Investments Dupery, SECURITIES AND EXCHANGE COMMISSION’S Whistleblowers, with Divider Streets In the Dodd-Frank Respond
On July 21, the Dodd-Frank Wall Street Reform Consumer Protection Act was signed into effect, finally giving teeth to the SEC whistleblower program. The Act entitles securities fraud whistleblowers to between 10-30% of SEC recoveries for original information prompting “any judicial or administrative action brought by the commission underneath the securities laws that results in monetary sanctions exceeding $1,000,000.” Before the Dodd-Frank Act, there was no minimum whistleblower award – meaning that successful whistleblowers could risk their careers and still receive nothing – and the maximum award was just 10%. As a result, before the enactment of the Dodd-Frank Act, few whistleblowers were motivated in the future forward and those that did come forward were awarded with paltry sums.
Consider Madoff whistleblower, Harry Markopolis. His warnings to the SEC of the biggest securities fraud in American history went largely ignored, and he received nothing for uncovering the $50 billion fraud. Although it must be little consulation to Markopolis, underneath the newly enacted Dodd-Frank Act, he would be eligible for at the least 10% of any disgorgement, pre-judgment interest, and civil-penalty that the SEC ultimately recovers from the Madoffs.
Likewise, there’s been muted buzz in regards to the recent SEC payout to whistleblowers’ Karen and Glenn Kaiser, who received the biggest SEC whistleblower award currently – $1,000,0000 – for reporting Mrs. Kaiser’s ex-husband, David Zilkha, for insider-trading. Zilkha, a former Microsoft employee, allegedly gave insider-information about Microsoft to hedge-fund manager, Arthur Samberg, at Pequot Capital. As the $1M award was extremely large compared to previous sums paid to whistleblowers by the SEC, it would have been at the least almost three-times that amount underneath the new Dodd-Frank provisions (the Pequot SEC settlement was $28 million). And if the beefed-up SEC whistleblower program is even near to as promising as its cousin – the False Claims Act – then your Kaiser whistleblower award will soon be paled by future SEC whistleblower awards. The Department of Justice estimates that $13 billion has been recovered underneath the federal False Claims Act considering that the act was overhauled in 1986 and that more than $2 billion has been paid to whistleblowers.

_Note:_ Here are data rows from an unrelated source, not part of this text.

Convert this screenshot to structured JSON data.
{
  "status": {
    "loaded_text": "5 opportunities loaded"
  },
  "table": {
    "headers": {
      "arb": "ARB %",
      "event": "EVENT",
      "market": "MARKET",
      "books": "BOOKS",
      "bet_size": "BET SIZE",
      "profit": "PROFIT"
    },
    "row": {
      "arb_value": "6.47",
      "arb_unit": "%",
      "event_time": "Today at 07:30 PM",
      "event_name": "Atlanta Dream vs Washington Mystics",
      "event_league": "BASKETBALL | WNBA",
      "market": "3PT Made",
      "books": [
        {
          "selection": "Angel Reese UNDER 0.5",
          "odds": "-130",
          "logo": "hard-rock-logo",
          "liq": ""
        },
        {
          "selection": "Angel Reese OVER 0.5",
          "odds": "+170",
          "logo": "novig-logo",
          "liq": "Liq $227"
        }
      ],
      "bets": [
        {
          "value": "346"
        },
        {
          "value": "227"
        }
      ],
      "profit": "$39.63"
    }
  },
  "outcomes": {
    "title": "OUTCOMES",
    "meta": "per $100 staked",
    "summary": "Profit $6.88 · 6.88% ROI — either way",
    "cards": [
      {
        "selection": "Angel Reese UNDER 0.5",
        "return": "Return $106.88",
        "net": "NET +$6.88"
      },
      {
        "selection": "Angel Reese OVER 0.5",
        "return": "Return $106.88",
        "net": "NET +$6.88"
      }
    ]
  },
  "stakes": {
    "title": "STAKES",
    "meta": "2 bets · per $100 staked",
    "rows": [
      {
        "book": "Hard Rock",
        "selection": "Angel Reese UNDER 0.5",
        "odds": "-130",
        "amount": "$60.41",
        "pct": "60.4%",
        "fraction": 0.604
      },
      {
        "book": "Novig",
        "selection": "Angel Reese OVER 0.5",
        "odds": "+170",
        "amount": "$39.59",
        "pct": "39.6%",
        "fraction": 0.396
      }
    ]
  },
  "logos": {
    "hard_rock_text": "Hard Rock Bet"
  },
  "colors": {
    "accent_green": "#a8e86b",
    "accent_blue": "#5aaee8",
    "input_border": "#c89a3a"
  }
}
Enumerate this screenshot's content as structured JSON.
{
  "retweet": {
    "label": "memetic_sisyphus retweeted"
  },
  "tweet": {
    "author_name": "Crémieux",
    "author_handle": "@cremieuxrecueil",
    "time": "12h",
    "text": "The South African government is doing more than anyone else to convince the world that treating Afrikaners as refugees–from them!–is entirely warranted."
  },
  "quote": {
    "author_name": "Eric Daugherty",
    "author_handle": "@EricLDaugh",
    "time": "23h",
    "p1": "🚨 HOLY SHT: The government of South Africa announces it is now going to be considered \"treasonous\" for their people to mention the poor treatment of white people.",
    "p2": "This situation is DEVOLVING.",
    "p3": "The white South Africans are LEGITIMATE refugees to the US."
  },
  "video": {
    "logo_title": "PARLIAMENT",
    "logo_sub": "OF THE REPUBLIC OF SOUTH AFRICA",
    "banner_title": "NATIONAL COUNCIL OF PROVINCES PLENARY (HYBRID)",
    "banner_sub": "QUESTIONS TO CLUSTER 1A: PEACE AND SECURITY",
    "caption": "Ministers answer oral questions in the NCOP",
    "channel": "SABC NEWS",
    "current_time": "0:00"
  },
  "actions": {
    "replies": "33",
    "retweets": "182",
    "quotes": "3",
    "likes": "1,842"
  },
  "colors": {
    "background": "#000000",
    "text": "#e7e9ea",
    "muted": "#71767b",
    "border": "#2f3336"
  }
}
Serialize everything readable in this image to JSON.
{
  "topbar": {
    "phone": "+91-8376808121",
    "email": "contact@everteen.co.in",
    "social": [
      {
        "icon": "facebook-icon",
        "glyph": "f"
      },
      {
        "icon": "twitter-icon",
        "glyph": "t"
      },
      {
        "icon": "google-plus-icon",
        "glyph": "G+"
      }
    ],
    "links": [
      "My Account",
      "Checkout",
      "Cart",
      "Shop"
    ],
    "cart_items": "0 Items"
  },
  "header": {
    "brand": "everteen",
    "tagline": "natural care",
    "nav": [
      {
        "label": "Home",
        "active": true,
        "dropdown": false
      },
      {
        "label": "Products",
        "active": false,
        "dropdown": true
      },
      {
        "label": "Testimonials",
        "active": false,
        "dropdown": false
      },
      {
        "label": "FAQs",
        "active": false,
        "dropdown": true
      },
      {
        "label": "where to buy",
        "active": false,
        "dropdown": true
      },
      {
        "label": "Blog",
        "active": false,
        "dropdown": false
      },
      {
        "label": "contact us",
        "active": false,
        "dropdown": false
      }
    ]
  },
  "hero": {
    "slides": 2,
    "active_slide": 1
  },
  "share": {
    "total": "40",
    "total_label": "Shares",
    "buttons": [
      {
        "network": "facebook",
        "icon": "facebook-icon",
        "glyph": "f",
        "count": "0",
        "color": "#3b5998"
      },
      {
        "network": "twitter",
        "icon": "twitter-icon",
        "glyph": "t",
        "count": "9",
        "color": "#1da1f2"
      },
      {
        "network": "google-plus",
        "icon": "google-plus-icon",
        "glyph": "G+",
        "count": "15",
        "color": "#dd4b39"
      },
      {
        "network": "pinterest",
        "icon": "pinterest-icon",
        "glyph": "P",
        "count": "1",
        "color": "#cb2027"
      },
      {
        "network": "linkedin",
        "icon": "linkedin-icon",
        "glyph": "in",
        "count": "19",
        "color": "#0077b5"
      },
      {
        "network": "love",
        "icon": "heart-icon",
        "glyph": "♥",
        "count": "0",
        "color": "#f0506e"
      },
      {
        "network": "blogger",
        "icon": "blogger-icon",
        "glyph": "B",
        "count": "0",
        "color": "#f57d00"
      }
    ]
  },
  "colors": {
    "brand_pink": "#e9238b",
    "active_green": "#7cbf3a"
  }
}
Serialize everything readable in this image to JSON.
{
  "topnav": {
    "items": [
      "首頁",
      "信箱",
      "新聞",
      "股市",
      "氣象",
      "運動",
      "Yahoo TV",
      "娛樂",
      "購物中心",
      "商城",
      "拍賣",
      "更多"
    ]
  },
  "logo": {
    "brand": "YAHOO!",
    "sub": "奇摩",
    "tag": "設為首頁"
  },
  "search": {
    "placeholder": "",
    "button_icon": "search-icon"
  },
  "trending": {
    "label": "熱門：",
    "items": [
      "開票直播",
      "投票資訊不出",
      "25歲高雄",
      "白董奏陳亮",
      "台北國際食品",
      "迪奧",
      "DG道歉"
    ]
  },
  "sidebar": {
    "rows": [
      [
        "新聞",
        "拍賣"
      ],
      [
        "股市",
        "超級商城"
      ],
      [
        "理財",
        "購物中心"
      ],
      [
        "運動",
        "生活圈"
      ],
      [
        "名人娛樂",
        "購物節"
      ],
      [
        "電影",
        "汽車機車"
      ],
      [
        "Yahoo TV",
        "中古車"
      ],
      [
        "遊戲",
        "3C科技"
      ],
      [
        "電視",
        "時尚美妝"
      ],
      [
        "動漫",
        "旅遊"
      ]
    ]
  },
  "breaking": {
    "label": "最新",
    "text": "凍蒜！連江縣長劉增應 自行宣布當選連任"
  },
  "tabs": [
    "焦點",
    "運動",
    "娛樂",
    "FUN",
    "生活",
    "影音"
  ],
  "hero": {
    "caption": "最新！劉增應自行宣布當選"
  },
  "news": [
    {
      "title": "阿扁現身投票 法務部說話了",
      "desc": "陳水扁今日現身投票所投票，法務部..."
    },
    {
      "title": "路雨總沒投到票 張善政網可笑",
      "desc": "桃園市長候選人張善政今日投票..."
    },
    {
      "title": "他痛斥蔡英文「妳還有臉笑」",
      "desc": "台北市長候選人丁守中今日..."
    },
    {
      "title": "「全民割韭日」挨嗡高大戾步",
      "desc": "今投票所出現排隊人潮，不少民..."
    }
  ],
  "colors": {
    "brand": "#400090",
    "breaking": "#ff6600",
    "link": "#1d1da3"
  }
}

The newest SEC whistleblower provisions underneath the Dodd-Frank Act also expand the scope and types of fraud to which the program applies. Previously, the SEC only paid rewards for information regarding insider-trading, such as for example that paid to the Whistleblower awards Kaisers for the Pequot insider-trading fraud. This might be particularly important in the area of Foreign Corrupt Practices Act investigations, which may have international implications and have historically amounted for a number of the SEC’s largest settlements and judgments (e.g., in 2009 KBR paid $402 million in criminal fines; in 2008 Siemens paid $450 million).
Perhaps most of all, the newest provisions provide that the whistleblower’s identity might be protected and held confidential if the whistleblower reports its original information to the SEC by and through his or her attorney. After the investigation is concluded, however, a whistleblower must reveal her identity to be able to get the statutory share of the award. Exactly how these new provisions will soon be implemented is ultimately up to the SEC and has yet to be determined. Pursuant to Section 924, the SEC must promulgate rules and regulations for implementing the whistleblower reward and protection provisions of the Dodd-Frank Act within 270 days of its enactment – on or before April 18, 2011. Time will tell how it will play out.